Frequently Asked Questions

What is a sister city relationship?

A sister city relationship is a long-term, cooperative relationship between two cities in different countries through which cultural, educational, business, and technical exchanges take place. It is formalized when two mayors (or highest elected/appointed officials) sign a memorandum of understanding establishing a sister city relationship. Activities are usually organized and implemented by volunteers, local institutions, and municipal employees. A city may have any number of sister cities.

What do sister cities do?

Sister city organizations plan and implement cooperative activities and exchanges in cultural, educational, municipal/technical, business, and humanitarian fields. Thousands of inbound and outbound exchanges take place every year, as well as virtual exchanges and other remote, cooperative activities. 

What does Sister Cities International do?

Sister Cities International is a nonprofit member association for U.S. sister city organizations. Its staff provides assistance and expertise to over 500 member communities to help strengthen their sister city organizations. It shares best practices, provides grants and funding opportunities, assists with protocols and procedures related to sister cities, advocates for sister city organizations and international exchange, organizes conferences and meetings, publishes a printed and online directory of sister cities, networks among its membership, and provides other resources including certificates, discounted travel insurance, visa consultations, webinars, and toolkits, among other benefits.

How do two cities become sister cities?

A relationship is formally created when the mayors or highest elected officials from two communities sign a memorandum of understanding establishing the sister city partnership. However, this is usually the result of a long process that involves the local sister city organization along with the municipality and other local institutions. Sister city relationships may develop from a number of sources, including but not limited to: preexisting mayoral relationships, trade relationships, historical connections, ancestral/demographic connections, expatriate communities, shared geographic/sector challenges, faith-based groups, and personal experiences ranging from study/work abroad to marriages.

Who runs sister city organizations and how are they structured?
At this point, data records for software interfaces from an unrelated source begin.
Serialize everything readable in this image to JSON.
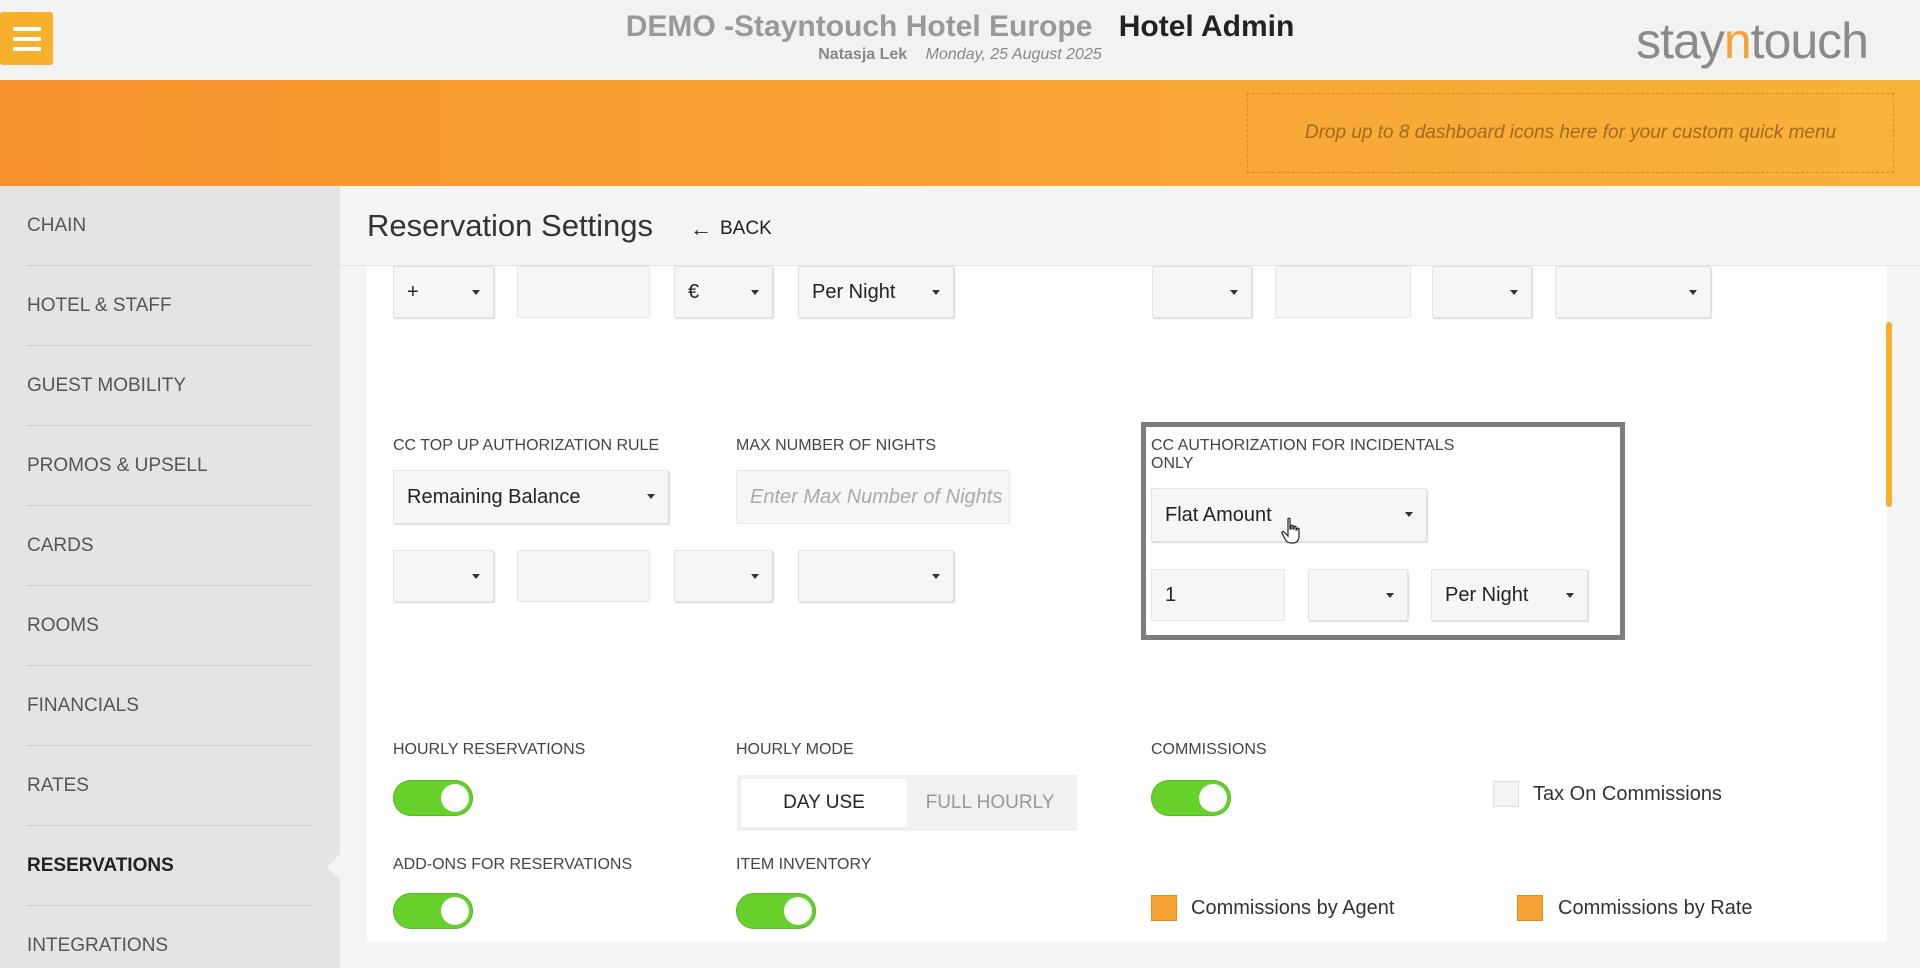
{
  "header": {
    "hotel_name": "DEMO -Stayntouch Hotel Europe",
    "app_name": "Hotel Admin",
    "user": "Natasja Lek",
    "date": "Monday, 25 August 2025",
    "logo_prefix": "stay",
    "logo_accent": "n",
    "logo_suffix": "touch",
    "menu_icon": "hamburger-menu-icon"
  },
  "quick_menu": {
    "placeholder": "Drop up to 8 dashboard icons here for your custom quick menu"
  },
  "sidebar": {
    "items": [
      {
        "label": "CHAIN"
      },
      {
        "label": "HOTEL & STAFF"
      },
      {
        "label": "GUEST MOBILITY"
      },
      {
        "label": "PROMOS & UPSELL"
      },
      {
        "label": "CARDS"
      },
      {
        "label": "ROOMS"
      },
      {
        "label": "FINANCIALS"
      },
      {
        "label": "RATES"
      },
      {
        "label": "RESERVATIONS"
      },
      {
        "label": "INTEGRATIONS"
      }
    ],
    "active": "RESERVATIONS"
  },
  "page": {
    "title": "Reservation Settings",
    "back_label": "BACK"
  },
  "row1": {
    "sign": "+",
    "amount": "",
    "currency": "€",
    "period": "Per Night",
    "right_select1": "",
    "right_input": "",
    "right_select2": "",
    "right_select3": ""
  },
  "cc_topup": {
    "label": "CC TOP UP AUTHORIZATION RULE",
    "value": "Remaining Balance",
    "sub_select1": "",
    "sub_input": "",
    "sub_select2": "",
    "sub_select3": ""
  },
  "max_nights": {
    "label": "MAX NUMBER OF NIGHTS",
    "placeholder": "Enter Max Number of Nights"
  },
  "cc_incidentals": {
    "label_line1": "CC AUTHORIZATION FOR INCIDENTALS",
    "label_line2": "ONLY",
    "value": "Flat Amount",
    "amount": "1",
    "currency": "",
    "period": "Per Night"
  },
  "hourly_reservations": {
    "label": "HOURLY RESERVATIONS",
    "enabled": true
  },
  "hourly_mode": {
    "label": "HOURLY MODE",
    "options": [
      "DAY USE",
      "FULL HOURLY"
    ],
    "selected": "DAY USE"
  },
  "commissions": {
    "label": "COMMISSIONS",
    "enabled": true
  },
  "tax_on_commissions": {
    "label": "Tax On Commissions",
    "checked": false
  },
  "addons": {
    "label": "ADD-ONS FOR RESERVATIONS",
    "enabled": true
  },
  "item_inventory": {
    "label": "ITEM INVENTORY",
    "enabled": true
  },
  "commissions_by_agent": {
    "label": "Commissions by Agent",
    "checked": true
  },
  "commissions_by_rate": {
    "label": "Commissions by Rate",
    "checked": true
  },
  "colors": {
    "accent": "#f7a234",
    "toggle_on": "#66d12a",
    "band_start": "#f7922c",
    "band_end": "#f8b23b"
  }
}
All of Sister Cities International’s members are independent organizations and have a number of management structures. Sister city organizations may be run by a group of volunteers, representatives from local institutions, the mayor’s office or municipal government, or by some combination of these. Most often sister city organizations are incorporated as 501(c)(3) nonprofits, although the municipal government may have representation or a formal relationship with the group. Many are governed by a board of directors or commission, although the majority of members are volunteers from all sectors of the community. They are most often organized by committee, with one committee for each partnership responsible for creating and implementing projects. Some sister city organizations are run by local institutions, such as a museum, cultural center, or chamber of commerce. Most municipal contacts for sister city organizations are in the office of the mayor, office of tourism/convention and visitors bureau, office of international affairs, office of protocol, or office of economic development.

How can I find out what my sister cities are?

Visit our online interactive directory at The online directory includes sister city relationships, contact information, and website/Facebook information for all current members. You can also view our 2017 Membership Directory and Annual Report

How can I get involved with my local sister city organization?

Visit our online directory at and search for your community. You should find the primary contact information for your sister city organization. If you don’t find your city it means they are not currently a member of the Sister Cities International network. You might try some basic research online or contact the town clerk, mayor’s office, or office of international affairs to see if they can put you in contact with your sister city organization. Most sister city committees have regular meetings that are open to the public.

What is the difference between a “Sister City” and a “Friendship City”?

The terms “sister city” and “friendship city” sometimes have different meanings. Generally speaking, friendship cities are less formal than sister cities. In some cities, “friendship city” is often used as a first stage in the relationship, and after it is strengthened and the partners are sure they want a long-term relationship they will become “sister cities”.